Vaness wanted to be seen; she’d staged the entire accident, and now it was working. One of the Baedyeds was staring at her face, another at her hand, and the third was slipping away as if he had urgent business to attend elsewhere.
Urgent business that would get Safi and Vaness free from the Hell-Bards or urgent business that included killing the Marstoki empress, Safi couldn’t be sure. And there was no time to mull it over either, for Lev was forging a path down a narrow string of stalls, Zander was lifting the unresisting, rehelmeted empress, and Caden was prodding Safi forward into a breakneck pace behind them all.
* * *
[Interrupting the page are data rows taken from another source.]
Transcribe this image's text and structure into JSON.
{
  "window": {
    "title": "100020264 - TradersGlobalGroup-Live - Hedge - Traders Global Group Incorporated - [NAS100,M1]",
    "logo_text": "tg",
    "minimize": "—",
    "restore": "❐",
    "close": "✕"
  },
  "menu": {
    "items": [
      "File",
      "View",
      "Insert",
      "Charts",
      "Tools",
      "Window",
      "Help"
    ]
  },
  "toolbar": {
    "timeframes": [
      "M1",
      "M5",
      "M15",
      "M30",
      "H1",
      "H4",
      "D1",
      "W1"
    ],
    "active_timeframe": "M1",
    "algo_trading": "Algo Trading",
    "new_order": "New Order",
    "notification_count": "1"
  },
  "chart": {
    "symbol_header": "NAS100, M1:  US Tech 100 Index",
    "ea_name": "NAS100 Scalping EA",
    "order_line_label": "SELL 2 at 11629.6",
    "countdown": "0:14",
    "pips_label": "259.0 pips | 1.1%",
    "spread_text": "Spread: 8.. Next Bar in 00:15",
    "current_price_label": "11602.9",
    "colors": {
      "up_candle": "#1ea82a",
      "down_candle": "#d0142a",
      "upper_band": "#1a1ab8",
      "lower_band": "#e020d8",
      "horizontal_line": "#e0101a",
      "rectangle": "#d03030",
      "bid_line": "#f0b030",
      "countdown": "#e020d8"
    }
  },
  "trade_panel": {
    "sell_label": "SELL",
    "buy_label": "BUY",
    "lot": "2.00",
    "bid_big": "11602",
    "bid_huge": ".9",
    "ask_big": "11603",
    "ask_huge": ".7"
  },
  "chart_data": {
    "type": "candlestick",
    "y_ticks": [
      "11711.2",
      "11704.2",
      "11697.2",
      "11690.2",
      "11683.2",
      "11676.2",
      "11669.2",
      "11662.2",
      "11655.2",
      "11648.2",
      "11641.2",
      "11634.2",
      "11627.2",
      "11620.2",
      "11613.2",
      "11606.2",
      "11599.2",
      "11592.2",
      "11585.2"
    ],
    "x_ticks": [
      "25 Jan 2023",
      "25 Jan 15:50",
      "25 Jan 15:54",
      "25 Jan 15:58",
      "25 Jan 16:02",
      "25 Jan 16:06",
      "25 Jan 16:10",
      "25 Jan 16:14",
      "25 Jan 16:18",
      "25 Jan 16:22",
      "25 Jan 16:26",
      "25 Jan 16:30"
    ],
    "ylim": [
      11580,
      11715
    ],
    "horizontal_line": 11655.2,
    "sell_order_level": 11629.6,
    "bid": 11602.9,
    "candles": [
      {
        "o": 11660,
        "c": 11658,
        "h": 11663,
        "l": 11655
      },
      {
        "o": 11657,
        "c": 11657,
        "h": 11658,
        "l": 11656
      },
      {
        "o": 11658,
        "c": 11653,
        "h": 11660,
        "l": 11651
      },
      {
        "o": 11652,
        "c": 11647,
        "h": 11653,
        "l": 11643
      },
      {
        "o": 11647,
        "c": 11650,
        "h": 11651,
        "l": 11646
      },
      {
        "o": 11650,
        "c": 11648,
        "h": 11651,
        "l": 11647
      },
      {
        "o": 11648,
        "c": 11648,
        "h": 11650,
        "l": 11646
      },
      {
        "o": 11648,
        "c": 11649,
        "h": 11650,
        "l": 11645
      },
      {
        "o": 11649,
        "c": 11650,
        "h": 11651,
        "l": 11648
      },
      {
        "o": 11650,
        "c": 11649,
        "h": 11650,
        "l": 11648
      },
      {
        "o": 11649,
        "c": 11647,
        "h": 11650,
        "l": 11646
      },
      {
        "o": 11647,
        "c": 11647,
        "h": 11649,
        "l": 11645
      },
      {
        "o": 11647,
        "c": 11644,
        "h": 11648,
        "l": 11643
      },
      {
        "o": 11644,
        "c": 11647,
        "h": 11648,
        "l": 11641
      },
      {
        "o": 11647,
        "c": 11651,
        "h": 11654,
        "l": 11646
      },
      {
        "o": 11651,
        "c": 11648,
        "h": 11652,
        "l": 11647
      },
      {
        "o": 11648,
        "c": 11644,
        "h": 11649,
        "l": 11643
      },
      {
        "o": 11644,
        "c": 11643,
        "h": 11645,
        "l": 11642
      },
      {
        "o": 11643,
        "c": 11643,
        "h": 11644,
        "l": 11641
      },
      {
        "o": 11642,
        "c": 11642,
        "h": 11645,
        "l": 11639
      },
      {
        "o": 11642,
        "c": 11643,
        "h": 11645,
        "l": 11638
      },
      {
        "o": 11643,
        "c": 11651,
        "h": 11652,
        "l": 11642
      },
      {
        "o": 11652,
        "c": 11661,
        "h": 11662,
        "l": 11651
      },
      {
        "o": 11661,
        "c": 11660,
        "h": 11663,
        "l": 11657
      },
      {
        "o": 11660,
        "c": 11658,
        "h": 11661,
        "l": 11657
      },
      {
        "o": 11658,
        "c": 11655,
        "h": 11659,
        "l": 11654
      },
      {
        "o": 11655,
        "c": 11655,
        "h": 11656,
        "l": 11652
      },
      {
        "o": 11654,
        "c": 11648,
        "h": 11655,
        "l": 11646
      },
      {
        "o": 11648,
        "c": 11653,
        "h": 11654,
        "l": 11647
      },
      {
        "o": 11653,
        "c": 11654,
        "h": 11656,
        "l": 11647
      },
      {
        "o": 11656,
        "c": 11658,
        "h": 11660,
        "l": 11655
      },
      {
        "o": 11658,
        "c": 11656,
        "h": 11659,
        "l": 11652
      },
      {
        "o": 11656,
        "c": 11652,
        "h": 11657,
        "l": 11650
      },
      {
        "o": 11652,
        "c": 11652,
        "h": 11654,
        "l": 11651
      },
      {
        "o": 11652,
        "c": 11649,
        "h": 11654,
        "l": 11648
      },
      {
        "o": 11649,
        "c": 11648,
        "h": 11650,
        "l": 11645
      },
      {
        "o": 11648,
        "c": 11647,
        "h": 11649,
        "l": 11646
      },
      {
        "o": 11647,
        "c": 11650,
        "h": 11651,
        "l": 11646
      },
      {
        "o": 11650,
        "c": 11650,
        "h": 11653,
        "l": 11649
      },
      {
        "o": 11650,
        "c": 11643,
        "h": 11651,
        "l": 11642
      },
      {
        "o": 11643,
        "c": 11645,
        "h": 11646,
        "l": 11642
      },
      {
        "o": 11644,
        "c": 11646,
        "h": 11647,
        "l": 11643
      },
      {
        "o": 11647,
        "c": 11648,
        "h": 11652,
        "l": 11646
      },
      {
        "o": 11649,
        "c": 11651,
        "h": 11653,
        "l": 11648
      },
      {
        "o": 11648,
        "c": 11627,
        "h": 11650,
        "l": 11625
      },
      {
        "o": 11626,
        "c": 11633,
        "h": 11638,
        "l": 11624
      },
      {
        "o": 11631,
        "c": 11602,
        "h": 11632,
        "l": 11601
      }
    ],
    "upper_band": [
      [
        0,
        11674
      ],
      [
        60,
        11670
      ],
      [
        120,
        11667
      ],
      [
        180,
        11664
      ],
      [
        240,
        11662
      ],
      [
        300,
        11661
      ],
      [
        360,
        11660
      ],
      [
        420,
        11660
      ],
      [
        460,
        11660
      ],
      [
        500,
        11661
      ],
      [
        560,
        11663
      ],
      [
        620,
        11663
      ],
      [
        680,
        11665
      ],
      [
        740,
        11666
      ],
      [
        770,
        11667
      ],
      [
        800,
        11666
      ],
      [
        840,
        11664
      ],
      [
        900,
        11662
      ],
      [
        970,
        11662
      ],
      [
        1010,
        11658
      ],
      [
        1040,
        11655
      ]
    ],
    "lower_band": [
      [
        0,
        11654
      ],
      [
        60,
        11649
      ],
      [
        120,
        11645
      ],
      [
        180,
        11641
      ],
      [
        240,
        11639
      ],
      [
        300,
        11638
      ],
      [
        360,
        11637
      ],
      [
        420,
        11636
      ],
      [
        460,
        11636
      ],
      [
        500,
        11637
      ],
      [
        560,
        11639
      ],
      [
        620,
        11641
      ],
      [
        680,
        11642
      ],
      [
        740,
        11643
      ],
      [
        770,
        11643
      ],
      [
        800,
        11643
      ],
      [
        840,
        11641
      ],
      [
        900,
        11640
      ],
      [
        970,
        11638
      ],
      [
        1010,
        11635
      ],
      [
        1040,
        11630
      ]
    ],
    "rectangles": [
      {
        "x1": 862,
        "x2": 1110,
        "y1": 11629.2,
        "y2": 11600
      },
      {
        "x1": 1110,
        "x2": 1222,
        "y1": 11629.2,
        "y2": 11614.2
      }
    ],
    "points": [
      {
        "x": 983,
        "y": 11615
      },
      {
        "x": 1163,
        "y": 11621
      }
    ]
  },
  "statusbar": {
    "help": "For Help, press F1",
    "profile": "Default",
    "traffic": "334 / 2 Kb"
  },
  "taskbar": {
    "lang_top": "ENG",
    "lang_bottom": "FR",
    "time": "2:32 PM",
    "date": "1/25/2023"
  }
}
The first inn the Hell-Bards approached was full. As was the next one, and the next three after that. It would seem there was an important holiday in two days, and thousands upon thousands had swarmed the city for an arena fight that happened every year. Baile’s Slaughter, they called it, and now the Pirate Republic of Saldonica was crammed full and bursting at the caulked seams.
Safi took note of that information for later use—just as she tried to record how the Baedyed territory was laid out and how soldiers roamed, clearly on the lookout for the Hell-Bards. For Vaness. Yet with his height, Zander always saw them coming. He’d lift one hand, and the Hell-Bards would break off onto a side street, Vaness and Safi in tow.
The sixth inn was an old tower repurposed into something livable, each level a different style of stone and wood and shutters. There, the Hell-Bards found a space to hole up, though for how long they planned to stay, Safi had no hint.
The room they rented was small and four stories up. Scarcely tall enough for Zander to walk through without crooking his head sideways. Not that it mattered, for as soon as the Hell-Bards led Safi and Vaness inside, the giant departed.
Two against two. Better odds, but still not great. Especially since Safi was dust from the inside out, and since Vaness immediately curled up for sleep on one side of the lone bed.
It wasn’t the fatigue in Safi’s limbs or lungs that hurt most. Nor even the blisters that had torn open on her heels and toes and ankles. Even the aches in her knee and foot were mostly ignorable.
But the rope-shredded skin beneath the linens, the way Safi could feel every fraying fiber still stuck in her flesh … Each step had sloughed off more skin and spread the wounds higher, higher up her arms and legs.
Safi waited, silent, while Caden eased the helmet from her head and the room’s full scope came into view: a single bed with a tan wool coverlet and a low stool beside it. A table and washbasin against the opposite wall, with what looked like a Waterwitched tap. Two oil lamp sconces above, and finally a window, without glass but with the shutter slats wide enough to let in the day’s breeze and sounds of revelry.
Nothing in the room was useful. At least not that Safi could spot through the exhaustion. There was, however, one interesting piece in the room, and that was a sign above the door that read ALWAYS, ALWAYS STAY THE NIGHT.
Safi had no idea what it meant.
As she stood there, a gentle pressure at her wrists drew her attention back to Caden. He was sawing off her ropes, and against her greatest wish, tears gathered in her eyes. Not from relief or gratitude, but from pain. A burst of it that clattered through her bones. “These need cleaning,” Caden said, and although there was no command in his tone, Lev immediately hopped to.
She left the room. Better odds.
“Sit,” Caden ordered, and Safi stumbled to the free side of the bed. It brought her closer to Vaness than she’d been since their capture. Hell-flames and demon-fire, the empress looked awful. Her shredded feet, her muddied legs and arms, and that colossal collar still locked around her neck.
Dizzy, Safi sank onto the bed’s edge; the empress didn’t stir, and it took all of Safi’s energy to keep her eyes open until Lev finally returned with soap and fresh linen strips.